Should I watch TV to improve my Portuguese

Well, the answer depends on your level. If you are starting your Portuguese from scratch the answer is NO. If you are an advanced Portuguese student the answer is YES!

A1 and A2 students struggle to understand Portuguese native speakers. If you are (or if you were a Portuguese student), I am sure that you had the chance to watch Portuguese TV. And I am also sure that you didn’t understand much. On TV, people speak too fast for your Portuguese listening skills.

Portuguese students should be exposed to activities and challenges in accordance with their level of competences. If you are an A1 student you should be using A1 podcasts and not trying to watch Portuguese TV (spoken by native speakers – C2 level).

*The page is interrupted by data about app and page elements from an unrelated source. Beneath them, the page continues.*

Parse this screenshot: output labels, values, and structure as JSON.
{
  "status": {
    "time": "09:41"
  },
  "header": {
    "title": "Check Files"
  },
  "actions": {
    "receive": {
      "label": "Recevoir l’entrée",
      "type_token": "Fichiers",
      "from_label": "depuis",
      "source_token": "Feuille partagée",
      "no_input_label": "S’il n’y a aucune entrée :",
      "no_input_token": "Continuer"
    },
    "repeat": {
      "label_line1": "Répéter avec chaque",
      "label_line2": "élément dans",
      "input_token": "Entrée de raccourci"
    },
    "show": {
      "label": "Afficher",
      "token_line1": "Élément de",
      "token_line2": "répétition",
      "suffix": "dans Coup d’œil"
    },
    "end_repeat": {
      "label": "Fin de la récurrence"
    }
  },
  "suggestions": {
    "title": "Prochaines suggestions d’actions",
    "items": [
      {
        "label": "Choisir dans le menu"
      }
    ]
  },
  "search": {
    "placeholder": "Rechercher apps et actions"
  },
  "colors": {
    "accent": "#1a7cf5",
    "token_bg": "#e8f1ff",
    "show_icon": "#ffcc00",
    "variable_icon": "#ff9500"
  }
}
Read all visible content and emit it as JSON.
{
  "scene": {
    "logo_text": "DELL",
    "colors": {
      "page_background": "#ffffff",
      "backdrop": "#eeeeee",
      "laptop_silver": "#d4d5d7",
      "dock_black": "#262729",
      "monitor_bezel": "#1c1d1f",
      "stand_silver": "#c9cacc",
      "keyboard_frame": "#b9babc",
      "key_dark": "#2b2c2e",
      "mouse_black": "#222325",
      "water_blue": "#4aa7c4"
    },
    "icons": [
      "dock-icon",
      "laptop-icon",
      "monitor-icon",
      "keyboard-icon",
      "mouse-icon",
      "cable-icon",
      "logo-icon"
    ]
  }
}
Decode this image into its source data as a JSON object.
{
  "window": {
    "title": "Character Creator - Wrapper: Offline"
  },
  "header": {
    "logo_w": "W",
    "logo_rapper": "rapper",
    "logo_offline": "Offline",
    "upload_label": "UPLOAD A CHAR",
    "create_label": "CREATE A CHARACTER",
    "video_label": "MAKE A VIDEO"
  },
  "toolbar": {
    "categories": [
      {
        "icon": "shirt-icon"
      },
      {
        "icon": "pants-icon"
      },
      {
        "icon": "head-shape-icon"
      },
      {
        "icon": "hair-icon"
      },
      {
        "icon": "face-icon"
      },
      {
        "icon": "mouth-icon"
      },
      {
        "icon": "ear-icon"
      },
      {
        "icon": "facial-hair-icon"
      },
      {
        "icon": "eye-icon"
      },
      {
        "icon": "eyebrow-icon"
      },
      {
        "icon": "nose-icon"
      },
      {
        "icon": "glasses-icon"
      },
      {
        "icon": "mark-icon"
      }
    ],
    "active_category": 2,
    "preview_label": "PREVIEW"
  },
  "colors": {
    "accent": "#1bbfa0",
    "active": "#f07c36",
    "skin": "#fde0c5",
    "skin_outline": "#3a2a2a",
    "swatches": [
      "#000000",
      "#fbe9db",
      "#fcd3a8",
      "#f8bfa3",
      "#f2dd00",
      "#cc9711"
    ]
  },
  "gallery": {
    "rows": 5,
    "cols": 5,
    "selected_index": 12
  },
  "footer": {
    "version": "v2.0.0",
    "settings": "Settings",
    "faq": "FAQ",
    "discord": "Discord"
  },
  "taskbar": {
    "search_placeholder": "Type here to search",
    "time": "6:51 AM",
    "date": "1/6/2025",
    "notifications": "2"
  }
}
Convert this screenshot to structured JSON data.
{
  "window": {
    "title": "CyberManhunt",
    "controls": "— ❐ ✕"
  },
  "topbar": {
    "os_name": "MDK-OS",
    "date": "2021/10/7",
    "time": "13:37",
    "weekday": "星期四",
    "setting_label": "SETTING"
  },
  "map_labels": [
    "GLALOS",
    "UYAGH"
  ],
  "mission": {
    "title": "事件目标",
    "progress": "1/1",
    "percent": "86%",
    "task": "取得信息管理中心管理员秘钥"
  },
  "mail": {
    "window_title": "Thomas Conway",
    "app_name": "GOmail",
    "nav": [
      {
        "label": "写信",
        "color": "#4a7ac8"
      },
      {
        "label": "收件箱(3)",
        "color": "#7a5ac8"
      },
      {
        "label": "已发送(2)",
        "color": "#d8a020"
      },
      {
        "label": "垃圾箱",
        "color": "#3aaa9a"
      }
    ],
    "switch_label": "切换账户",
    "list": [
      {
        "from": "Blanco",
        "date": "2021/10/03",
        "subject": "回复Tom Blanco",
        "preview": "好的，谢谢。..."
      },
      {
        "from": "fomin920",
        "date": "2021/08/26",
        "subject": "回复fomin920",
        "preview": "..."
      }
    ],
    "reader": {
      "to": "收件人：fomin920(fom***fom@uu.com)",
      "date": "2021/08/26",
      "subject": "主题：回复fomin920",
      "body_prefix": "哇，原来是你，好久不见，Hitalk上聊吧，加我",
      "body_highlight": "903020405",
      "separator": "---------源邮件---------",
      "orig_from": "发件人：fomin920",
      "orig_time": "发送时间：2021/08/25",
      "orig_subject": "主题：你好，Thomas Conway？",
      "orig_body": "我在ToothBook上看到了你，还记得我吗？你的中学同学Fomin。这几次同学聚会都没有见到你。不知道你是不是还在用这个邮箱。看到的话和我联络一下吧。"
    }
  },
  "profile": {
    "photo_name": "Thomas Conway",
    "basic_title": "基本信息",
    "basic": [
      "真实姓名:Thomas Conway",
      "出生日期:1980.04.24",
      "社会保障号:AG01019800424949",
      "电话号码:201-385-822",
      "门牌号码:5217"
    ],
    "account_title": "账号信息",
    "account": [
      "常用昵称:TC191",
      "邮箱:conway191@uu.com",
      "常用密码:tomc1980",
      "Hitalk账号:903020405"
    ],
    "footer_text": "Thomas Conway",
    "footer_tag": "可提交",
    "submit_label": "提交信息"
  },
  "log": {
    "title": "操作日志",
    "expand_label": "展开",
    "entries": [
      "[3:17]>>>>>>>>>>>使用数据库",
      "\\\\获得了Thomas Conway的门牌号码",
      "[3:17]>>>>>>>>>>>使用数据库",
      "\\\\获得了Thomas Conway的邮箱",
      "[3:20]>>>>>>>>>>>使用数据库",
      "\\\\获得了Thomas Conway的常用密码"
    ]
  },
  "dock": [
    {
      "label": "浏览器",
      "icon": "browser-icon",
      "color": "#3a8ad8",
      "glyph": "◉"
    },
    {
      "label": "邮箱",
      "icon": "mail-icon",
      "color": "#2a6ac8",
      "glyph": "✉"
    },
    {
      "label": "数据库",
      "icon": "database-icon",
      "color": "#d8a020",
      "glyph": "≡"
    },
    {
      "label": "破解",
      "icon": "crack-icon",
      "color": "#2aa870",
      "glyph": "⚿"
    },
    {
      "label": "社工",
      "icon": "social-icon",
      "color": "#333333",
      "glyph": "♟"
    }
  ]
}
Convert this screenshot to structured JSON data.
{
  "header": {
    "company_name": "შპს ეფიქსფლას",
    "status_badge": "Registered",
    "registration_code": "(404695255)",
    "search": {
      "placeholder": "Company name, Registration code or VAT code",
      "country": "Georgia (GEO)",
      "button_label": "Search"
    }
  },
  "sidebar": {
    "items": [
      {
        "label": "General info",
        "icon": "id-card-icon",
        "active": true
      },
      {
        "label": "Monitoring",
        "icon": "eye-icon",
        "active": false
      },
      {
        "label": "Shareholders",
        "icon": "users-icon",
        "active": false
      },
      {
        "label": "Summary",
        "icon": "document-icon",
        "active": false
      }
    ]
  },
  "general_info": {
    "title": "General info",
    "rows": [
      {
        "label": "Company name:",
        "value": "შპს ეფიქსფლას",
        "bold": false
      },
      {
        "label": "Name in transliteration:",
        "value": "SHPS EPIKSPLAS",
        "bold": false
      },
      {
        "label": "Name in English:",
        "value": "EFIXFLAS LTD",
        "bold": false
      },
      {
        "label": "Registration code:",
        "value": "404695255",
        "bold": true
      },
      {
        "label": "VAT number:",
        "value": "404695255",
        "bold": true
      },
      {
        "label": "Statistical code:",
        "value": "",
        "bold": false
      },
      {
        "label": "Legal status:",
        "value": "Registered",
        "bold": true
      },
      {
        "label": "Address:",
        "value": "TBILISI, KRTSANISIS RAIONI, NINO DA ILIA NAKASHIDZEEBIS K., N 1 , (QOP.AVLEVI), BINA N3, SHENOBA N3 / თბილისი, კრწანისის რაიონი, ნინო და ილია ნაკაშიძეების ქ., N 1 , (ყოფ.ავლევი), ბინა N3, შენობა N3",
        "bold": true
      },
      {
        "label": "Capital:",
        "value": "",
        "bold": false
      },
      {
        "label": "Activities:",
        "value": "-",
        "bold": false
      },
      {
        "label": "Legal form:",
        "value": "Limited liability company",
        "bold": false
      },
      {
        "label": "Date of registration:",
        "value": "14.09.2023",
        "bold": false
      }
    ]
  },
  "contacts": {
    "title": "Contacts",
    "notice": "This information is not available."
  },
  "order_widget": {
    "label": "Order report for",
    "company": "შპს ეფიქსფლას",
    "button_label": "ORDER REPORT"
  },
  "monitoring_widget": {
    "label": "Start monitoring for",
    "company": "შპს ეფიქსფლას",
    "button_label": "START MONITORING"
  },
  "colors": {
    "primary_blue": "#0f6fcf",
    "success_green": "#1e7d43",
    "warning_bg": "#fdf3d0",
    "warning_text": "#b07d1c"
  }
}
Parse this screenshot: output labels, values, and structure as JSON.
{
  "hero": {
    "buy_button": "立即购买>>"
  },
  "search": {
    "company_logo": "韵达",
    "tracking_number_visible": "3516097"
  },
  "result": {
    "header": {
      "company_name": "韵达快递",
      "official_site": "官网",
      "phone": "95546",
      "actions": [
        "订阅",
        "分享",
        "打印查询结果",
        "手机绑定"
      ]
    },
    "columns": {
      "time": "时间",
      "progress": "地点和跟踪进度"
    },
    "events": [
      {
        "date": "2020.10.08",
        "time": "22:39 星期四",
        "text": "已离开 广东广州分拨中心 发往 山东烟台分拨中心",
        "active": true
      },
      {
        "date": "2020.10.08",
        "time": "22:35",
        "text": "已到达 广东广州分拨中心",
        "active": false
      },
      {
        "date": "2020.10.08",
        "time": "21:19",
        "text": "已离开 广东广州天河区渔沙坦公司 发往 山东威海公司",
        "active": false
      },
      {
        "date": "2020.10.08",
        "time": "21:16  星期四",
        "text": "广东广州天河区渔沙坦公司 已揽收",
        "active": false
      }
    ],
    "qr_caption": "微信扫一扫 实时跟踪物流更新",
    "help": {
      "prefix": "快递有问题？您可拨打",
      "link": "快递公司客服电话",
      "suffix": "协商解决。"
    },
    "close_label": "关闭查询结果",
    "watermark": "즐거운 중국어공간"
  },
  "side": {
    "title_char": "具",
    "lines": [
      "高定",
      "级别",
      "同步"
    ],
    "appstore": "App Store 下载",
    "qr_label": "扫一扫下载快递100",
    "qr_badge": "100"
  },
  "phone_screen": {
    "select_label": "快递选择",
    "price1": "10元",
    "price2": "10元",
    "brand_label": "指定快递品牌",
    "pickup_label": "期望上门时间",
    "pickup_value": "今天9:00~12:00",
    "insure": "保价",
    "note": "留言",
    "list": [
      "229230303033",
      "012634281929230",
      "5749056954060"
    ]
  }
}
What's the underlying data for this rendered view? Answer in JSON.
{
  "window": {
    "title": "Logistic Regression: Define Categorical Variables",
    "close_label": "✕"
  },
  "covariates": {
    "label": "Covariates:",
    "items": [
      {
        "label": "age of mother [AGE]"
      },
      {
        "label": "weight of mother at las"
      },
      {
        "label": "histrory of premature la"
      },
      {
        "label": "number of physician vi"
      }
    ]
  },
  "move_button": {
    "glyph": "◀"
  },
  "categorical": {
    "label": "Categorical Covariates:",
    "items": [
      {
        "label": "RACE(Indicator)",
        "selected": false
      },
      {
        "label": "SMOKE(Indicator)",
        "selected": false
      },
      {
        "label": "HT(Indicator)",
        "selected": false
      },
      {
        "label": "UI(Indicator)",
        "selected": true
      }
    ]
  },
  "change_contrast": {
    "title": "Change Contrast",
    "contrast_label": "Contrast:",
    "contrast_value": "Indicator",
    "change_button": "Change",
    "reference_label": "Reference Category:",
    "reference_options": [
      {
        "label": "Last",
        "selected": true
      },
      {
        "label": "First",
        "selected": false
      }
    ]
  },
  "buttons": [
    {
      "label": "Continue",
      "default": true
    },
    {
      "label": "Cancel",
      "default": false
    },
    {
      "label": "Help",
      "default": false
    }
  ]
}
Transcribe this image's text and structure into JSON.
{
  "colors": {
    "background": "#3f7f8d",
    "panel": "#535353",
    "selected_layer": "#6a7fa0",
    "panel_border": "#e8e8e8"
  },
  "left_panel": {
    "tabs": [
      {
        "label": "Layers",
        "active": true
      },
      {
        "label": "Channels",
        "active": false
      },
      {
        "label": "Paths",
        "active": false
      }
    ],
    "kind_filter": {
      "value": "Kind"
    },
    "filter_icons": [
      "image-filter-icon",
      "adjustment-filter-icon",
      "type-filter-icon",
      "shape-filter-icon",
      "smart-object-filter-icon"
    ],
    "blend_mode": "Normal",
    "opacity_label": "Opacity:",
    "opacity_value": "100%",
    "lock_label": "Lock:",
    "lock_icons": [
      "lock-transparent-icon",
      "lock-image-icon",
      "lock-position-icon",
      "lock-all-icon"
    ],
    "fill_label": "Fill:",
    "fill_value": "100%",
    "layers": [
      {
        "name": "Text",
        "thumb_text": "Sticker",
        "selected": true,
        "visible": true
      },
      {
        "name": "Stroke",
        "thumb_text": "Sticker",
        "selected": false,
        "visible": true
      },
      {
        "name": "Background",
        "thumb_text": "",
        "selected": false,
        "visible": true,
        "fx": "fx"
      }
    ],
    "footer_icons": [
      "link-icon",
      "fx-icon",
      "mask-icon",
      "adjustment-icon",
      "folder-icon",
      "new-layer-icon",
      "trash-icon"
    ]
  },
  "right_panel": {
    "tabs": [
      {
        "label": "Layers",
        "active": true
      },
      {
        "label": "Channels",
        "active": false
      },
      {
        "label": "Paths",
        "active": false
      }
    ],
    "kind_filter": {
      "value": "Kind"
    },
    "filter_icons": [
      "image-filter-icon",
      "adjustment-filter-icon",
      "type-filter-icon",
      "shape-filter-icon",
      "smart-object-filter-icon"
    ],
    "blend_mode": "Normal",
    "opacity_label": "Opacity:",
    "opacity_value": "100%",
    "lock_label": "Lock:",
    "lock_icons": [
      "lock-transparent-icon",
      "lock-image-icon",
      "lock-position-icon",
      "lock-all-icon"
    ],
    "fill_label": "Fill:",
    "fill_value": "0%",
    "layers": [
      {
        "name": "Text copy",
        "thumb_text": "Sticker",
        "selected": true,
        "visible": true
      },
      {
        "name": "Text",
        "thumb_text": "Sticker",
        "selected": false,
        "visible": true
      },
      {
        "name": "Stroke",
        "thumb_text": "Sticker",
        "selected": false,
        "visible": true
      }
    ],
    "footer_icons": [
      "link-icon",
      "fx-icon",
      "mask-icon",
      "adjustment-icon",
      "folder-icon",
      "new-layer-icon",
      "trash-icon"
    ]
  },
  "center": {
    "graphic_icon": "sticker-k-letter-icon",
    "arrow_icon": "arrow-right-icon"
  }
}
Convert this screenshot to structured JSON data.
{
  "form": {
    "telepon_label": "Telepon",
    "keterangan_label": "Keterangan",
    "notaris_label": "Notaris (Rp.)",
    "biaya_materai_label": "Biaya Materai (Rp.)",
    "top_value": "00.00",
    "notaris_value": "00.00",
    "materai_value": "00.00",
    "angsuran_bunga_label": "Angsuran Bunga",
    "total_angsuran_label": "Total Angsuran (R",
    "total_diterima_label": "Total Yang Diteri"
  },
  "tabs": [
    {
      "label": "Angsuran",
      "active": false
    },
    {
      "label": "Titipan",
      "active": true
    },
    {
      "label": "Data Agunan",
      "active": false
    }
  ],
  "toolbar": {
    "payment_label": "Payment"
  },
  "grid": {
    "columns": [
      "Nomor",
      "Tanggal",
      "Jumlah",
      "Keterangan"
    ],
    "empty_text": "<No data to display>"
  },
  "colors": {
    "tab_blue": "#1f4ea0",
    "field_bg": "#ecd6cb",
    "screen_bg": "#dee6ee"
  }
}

Watching Portuguese TV and listening to Portuguese radio should be an activity for B2 students (and higher). Before reaching this level (and if you want to reach this advanced level), you have to use your time wisely! Use always the materials that will make you consolidate what you are learning at that point. Don’t waste your limited time with activities that you just can’t do!


Portuguese television with subtitles

Watching Portuguese tv with subtitles is a great activity for B1 students. However, it is not easy to find TV programs with this option. However, if you find them, use them. It will be challenging but you will learn new words and new vocabulary. You can also try to find this resource on youtube.

There are many Portuguese history TV programs with subtitles that will make you learn more about the history and culture of Portugal. At the same time, you will learn more about our language and you will improve your listening skills (which is, in my opinion as a Portuguese teacher, the most important skill for your learning process.

Take a look at this video related to the history of Guarda (a Portuguese city). Don’t forget to use the automatic subtitles provided by youtube (they are not great but they will help you).